Like dogs, your cat can be infected with rabies and pass it on to you. Bummer. Indoor cats may not need this shot. But, in most states, your kitty is required to have this vaccine regardless of whether they ever leave your apartment.


A three-in-one deal! FVRCP consists of three core vaccines: FPV, FHV-1, and FCV. Here’s what that entails, exactly (don’t worry, we’re not going to test you on this later).

  • The FPV vaccine prevents the highly infectious feline parvovirus, which is fatal for many kittens.
  • FHV-1 is the technical term for the feline rhinotracheitis virus. Sadly, this virus can lay dormant in your cat’s nerves and reactivate itself. Vaccinating your kitty will prevent a long battle with FVH-1 and symptoms like sneezing, sore throat, and pneumonia.
  • FCV, the feline calicivirus, also impacts your cat’s respiratory system causing sneezing, inflamed gums, hair loss, and, in some cases, death. Dr. Liff suggests this vaccine be given annually, after the initial kitten doses.

Feline Leukemia

Many cats can live with leukemia. But, it might cause other conditions like lymphoma or anemia.

Feline leukemia is transmitted through bodily fluids, so sharing bowls or grooming other cats can be dangerous without this vaccine.
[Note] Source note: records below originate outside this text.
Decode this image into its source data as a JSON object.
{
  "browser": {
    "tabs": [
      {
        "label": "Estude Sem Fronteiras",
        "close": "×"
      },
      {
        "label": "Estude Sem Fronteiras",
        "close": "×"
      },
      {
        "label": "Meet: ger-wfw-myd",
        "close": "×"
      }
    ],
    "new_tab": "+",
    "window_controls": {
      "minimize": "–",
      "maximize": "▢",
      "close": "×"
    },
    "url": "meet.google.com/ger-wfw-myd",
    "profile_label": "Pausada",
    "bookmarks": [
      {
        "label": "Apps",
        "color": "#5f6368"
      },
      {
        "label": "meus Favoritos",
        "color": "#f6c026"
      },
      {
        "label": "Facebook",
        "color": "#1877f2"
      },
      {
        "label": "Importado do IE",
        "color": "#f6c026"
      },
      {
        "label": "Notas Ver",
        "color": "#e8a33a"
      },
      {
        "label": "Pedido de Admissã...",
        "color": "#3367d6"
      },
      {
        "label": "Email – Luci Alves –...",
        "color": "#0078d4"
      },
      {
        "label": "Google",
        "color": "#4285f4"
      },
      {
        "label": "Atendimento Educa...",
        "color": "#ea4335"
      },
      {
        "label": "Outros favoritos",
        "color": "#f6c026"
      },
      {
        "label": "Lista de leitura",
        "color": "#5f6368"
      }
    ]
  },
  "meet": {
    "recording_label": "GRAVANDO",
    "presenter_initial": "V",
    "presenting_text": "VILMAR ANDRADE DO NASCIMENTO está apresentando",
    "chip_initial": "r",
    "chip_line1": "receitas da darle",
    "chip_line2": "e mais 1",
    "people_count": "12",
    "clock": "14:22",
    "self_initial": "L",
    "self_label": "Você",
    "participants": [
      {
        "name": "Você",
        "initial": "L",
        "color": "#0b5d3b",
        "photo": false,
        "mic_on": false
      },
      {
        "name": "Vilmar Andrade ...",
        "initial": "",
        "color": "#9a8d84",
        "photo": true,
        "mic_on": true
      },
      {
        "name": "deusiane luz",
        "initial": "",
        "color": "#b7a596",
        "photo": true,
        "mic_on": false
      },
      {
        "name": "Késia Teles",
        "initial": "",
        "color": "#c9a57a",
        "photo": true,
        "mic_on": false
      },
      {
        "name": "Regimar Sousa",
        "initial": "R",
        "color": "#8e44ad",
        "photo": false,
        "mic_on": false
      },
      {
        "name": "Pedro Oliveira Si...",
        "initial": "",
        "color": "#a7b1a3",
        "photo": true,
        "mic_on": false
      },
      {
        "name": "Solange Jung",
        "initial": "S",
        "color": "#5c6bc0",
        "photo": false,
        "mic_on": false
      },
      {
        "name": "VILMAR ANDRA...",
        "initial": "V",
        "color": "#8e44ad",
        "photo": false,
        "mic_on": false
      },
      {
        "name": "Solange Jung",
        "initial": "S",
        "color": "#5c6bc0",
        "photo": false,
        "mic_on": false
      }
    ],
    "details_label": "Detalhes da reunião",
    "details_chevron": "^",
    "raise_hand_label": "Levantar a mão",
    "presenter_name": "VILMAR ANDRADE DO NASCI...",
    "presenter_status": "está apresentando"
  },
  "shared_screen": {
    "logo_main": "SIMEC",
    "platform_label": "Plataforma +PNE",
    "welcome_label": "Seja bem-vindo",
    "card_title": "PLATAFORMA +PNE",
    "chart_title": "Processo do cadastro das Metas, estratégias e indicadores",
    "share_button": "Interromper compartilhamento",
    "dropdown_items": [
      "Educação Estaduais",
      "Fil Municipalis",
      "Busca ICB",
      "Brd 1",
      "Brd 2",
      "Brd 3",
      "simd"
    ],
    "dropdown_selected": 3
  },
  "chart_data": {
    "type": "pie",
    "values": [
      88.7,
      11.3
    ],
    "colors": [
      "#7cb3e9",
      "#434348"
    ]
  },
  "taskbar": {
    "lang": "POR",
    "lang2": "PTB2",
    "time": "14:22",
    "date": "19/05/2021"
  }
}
Dr. Liff recommends this shot be given annually for outdoor cats, and at least every two years for indoor cats.

How much does it cost to get my cat vaccinated?

Prices are fairly modest, and cats don’t need a ton of vaccines, compared to dogs.
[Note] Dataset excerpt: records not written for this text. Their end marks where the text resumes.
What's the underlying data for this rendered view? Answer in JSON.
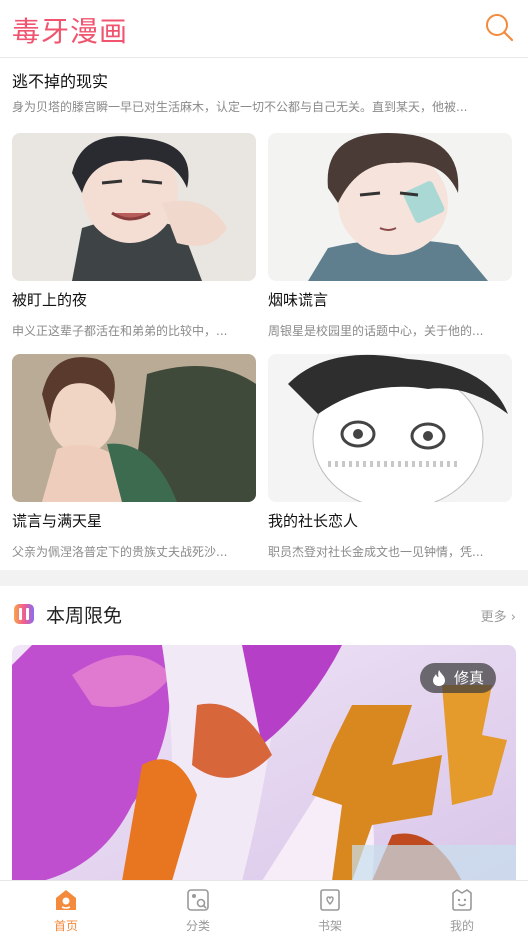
{
  "app": {
    "brand": "毒牙漫画"
  },
  "featured": {
    "title": "逃不掉的现实",
    "description": "身为贝塔的滕宫瞬一早已对生活麻木，认定一切不公都与自己无关。直到某天，他被..."
  },
  "comics": [
    {
      "name": "被盯上的夜",
      "summary": "申义正这辈子都活在和弟弟的比较中，..."
    },
    {
      "name": "烟味谎言",
      "summary": "周银星是校园里的话题中心，关于他的..."
    },
    {
      "name": "谎言与满天星",
      "summary": "父亲为佩涅洛普定下的贵族丈夫战死沙..."
    },
    {
      "name": "我的社长恋人",
      "summary": "职员杰登对社长金成文也一见钟情，凭..."
    }
  ],
  "weekly_free": {
    "title": "本周限免",
    "more": "更多 ›",
    "banner": {
      "tag": "修真",
      "tag_icon": "fire-icon"
    }
  },
  "tabbar": {
    "items": [
      {
        "label": "首页",
        "icon": "home-icon",
        "active": true
      },
      {
        "label": "分类",
        "icon": "category-icon",
        "active": false
      },
      {
        "label": "书架",
        "icon": "bookshelf-icon",
        "active": false
      },
      {
        "label": "我的",
        "icon": "profile-icon",
        "active": false
      }
    ]
  },
  "colors": {
    "brand": "#f0546e",
    "accent": "#f38a3c",
    "muted": "#8a8a8a"
  }
}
Rabies3 initial doses when they’re a kitten, then an annual booster$25–$50/dose
FVRCP2 initial doses for kittens, then an annual booster$25–$50/dose
Feline Leukemia1 initial dose for kittens, followed by an annual booster (for outdoor cats) or a shot every 1 or 2 years (indoor cats)$25–$50/dose

What else should I keep in mind?

Most vaccines shouldn’t provoke many side effects, though keep in mind that some mild discomfort or lethargy is normal. If your pet experiences any post-shot facial swelling or vomiting, it’s a good idea to call your vet.

And just a final reminder that Lemonade’s pet health insurance policy, with our affordable Preventative and Wellness add-on, can help pay for many of these vaccines (plus a whole lot more). We’ve got more details about all of that here.

Lili Cook

Lili Cook is a Content Analyst at Lemonade. She lives with three adorable dogs, including a Frenchie who has her own stroller. Lili is obsessed with numbers, data, and making insurance awesome.


Please note: Lemonade articles and other editorial content are meant for educational purposes only, and should not be relied upon instead of professional legal, insurance or financial advice. The content of these educational articles does not alter the terms, conditions, exclusions, or limitations of policies issued by Lemonade, which differ according to your state of residence. While we regularly review previously published content to ensure it is accurate and up-to-date, there may be instances in which legal conditions or policy details have changed since publication. Any hypothetical examples used in Lemonade editorial content are purely expositional. Hypothetical examples do not alter or bind Lemonade to any application of your insurance policy to the particular facts and circumstances of any actual claim.